Should you feel guilty for the rest of your life if you’re in Houston and you don’t try and play this game? Yes, yes you should. Is it worth flying to Houston just to check it out?
Yes. Yes, it is.”
“The Man from Beyond is the single most memorable escape room I have ever seen. We’ve seen several rooms try to introduce a live actor as part of the escape experience, but none has yet to do so as elegantly, thoughtfully and respectfully as Strange Bird Immersive.
The care taken to immerse guests into the story began before we even arrived; there were no gaudy neon signs advertising an escape room or The Man from Beyond [that I noticed], but rather signs for Strange Bird and Madam Daphne’s parlor. Welcoming us to her home, Daphne was a charming and delightful hostess offering prohibition-era libations and individual tarot readings while our party gathered.
The cast expertly played into my expectation/fear that the dramatic elements were going to detract from the experience; during the seance, when the ‘knocks from the great beyond’ came with a side order squeaky hinges and foot-pedal thuds I was proud of what a good sport I was being. It was only after the performance, when our status as reviewers prompted the proprietors to share some of the room’s technological secrets with us, did we learn that all of those things I had dismissed as threadbare seams were as deliberately designed as the puzzles (and apparently just as effective.) Truth be told, there really is a great deal of sophisticated technology at work in this room, but it is all so wonderfully well-hidden that the effect feels (appropriately) like magic.

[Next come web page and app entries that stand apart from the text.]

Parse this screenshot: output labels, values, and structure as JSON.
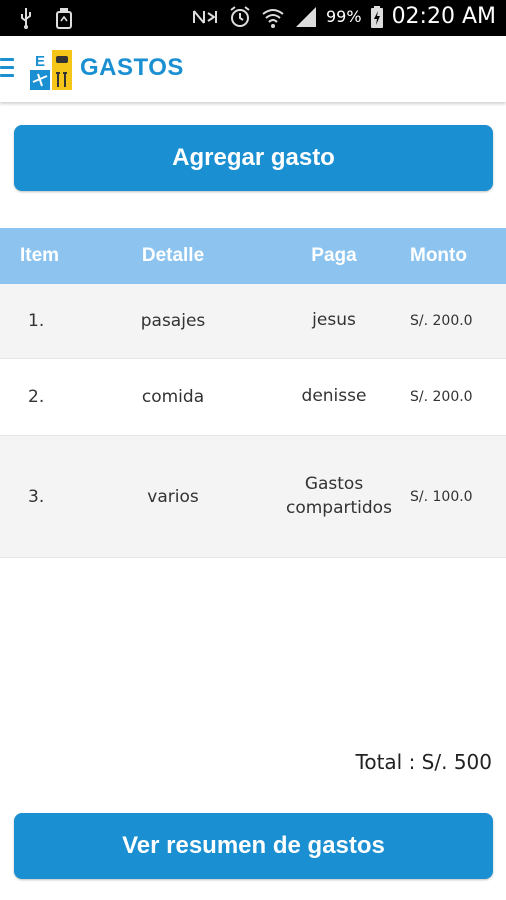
{
  "status_bar": {
    "battery_percent": "99%",
    "time": "02:20 AM",
    "icons": [
      "usb-icon",
      "recycle-icon",
      "nfc-icon",
      "alarm-icon",
      "wifi-icon",
      "signal-icon",
      "battery-icon"
    ]
  },
  "app_bar": {
    "title": "GASTOS",
    "logo_letter": "E",
    "accent_color": "#1a8fd1"
  },
  "actions": {
    "add_label": "Agregar gasto",
    "summary_label": "Ver resumen de gastos"
  },
  "table": {
    "header_color": "#8cc4ef",
    "headers": {
      "item": "Item",
      "detalle": "Detalle",
      "paga": "Paga",
      "monto": "Monto"
    },
    "rows": [
      {
        "item": "1.",
        "detalle": "pasajes",
        "paga": "jesus",
        "monto": "S/. 200.0"
      },
      {
        "item": "2.",
        "detalle": "comida",
        "paga": "denisse",
        "monto": "S/. 200.0"
      },
      {
        "item": "3.",
        "detalle": "varios",
        "paga": "Gastos compartidos",
        "monto": "S/. 100.0"
      }
    ]
  },
  "total": {
    "label": "Total : S/. 500"
  }
}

The challenges were an artfully juggled combination of deduction, observation, and narrative, all extensively researched and thematically appropriate. But the highest compliment I can give to the amount of care that went into this room is that the total time for the experience includes the standard 60 minutes for an escape room and an additional 30 for performance; the acting and theatrical elements literally only add to the game instead of subtracting from it. The blending of the disciplines respects us both as an audience and as game-players.
Normally I’m a real stickler for things like victory photos with props provided to celebrate (or console) and while I do miss not having one for this magnificent room, stopping to have taken one would have shattered the perfectly immersive evening. Besides, the keepsake tarot card we earned has found a special place at my Partly Wicked desk.
From beginning to end, The Man from Beyond is a luxury escape performance fit for royalty, earning it the signature color of Purple. See & play it now before word of this hidden gem of Houston spreads and they become booked solid for months in advance. ”
I, for one, plan on not only visiting Madame Daphne’s salon again the next time I’m in town but also anxiously await Strange Bird’s next production.
In Fantasia Veritas”
Note: This performance of The Man from Beyond had been scheduled especially for Partly Wicked; while this does not impact our review the special accommodation of our schedule is appreciated.
The Silos at Sawyer Yards
1502 Sawyer Street, Suite #213
Houston, TX 77007